◆ **Task objective**: Below are records; copy every line in them that holds the word "title".

########

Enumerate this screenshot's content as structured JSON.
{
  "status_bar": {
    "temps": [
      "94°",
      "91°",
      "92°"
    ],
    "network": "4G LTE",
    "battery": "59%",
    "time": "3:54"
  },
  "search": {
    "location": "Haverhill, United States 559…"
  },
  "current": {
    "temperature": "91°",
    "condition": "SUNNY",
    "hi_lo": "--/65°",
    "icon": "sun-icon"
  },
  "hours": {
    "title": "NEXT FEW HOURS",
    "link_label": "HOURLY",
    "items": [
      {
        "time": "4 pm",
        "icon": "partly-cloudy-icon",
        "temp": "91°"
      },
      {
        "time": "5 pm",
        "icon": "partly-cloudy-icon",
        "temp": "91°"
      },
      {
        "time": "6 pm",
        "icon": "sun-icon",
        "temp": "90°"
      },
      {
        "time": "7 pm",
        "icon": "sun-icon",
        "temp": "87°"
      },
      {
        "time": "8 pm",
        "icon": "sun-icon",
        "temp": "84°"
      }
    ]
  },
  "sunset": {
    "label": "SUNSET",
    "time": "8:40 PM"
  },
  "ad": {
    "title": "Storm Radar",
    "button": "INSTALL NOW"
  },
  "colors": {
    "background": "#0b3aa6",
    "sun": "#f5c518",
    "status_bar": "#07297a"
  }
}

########

◆ **Written response**:
    "title": "NEXT FEW HOURS",
    "title": "Storm Radar",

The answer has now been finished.